The Mission to Seafarers is uniting with other maritime groups and charities in a campaign to help crewmembers. At the same time the International chamber of shipping and the International transport workers Federation is calling for urgent action. Seafarers are very much at the front line in maintaining these essential supplies but unlike airline personnel and medical personnel, have not so far been recognised in this priority. Many crews are finding themselves on extended contracts with denied shore leave and unable to access welfare support, leading to extreme stress and anxiety. They are also suffering from the inability to contact their families or return home. At the same time, onshore seafarers are often banned from starting new contracts which is causing them financial difficulties.

Health and welfare availability in ports is very limited and in order to prevent the virus spreading within the ports, strong measures are needed. Andrew Wright of the Mission to Seafarers, stated that in these hugely stressful and challenging times, the effective continuity of maritime trade depends on governments and authorities doing all that they can to facilitate effective Seafarer transit and promote the support of this vital and heroic workforce. He further stated that the Mission to Seafarers is urgently investigating digital alternatives to provide enhanced remote welfare services including Wi-Fi availability. Everything must be done to ensure the support for these key workers.

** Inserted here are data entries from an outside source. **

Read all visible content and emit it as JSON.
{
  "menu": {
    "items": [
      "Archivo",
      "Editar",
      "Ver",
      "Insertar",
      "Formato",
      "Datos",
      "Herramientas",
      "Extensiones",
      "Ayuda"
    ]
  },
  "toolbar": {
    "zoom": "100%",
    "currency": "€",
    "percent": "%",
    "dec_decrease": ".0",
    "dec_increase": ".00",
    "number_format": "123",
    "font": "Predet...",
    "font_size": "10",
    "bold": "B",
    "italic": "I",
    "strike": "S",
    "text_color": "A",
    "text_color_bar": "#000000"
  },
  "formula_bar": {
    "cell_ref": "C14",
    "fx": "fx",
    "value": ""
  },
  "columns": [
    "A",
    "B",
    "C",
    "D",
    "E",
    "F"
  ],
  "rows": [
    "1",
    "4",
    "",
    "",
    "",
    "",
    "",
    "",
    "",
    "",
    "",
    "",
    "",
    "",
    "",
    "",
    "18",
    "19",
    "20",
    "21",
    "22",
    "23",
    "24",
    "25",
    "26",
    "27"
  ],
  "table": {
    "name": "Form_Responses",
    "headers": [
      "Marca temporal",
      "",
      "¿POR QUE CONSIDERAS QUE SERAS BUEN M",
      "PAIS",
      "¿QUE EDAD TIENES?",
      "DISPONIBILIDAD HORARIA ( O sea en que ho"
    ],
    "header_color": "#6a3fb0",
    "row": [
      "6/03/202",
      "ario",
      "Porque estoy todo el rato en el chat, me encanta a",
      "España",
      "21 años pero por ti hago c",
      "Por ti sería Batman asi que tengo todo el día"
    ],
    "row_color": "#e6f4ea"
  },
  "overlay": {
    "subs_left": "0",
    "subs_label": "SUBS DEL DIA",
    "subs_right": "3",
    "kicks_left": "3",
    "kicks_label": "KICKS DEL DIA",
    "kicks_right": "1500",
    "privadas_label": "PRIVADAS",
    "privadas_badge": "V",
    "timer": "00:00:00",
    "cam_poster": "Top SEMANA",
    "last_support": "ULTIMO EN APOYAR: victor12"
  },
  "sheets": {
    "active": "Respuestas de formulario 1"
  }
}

INMARSAT MARATIME, the leading provider of maritime and VSAT and L-band services at sea has acted swiftly in providing vital communications facilities for seafarers. Ronald Spithout, president, says that providing crews with enhanced levels of connectivity and support is critical and explained some of the measures taken. Since the virus first became widespread in Asia, Inmarsat has been working with partners to take proactive steps to keep seafarers connected and in touch with loved ones. In February, it enabled free of charge additional call time for users of its ChatCard voice services for crew. It also provides medical advice and assistance free of charge to seafarers over FleetOne, FleetBroadband and F77 services-anywhere, anytime and for any one in need. Inmarsat has also prioritised telemedicine as an area for service development with its partners at no cost to owners or crew. Their research has found that when denied connectivity, crewmembers have proved to be ingenious at finding ways around this, making it imperative to provide them with facilities and thus avoid risks to  ships’ cyber security.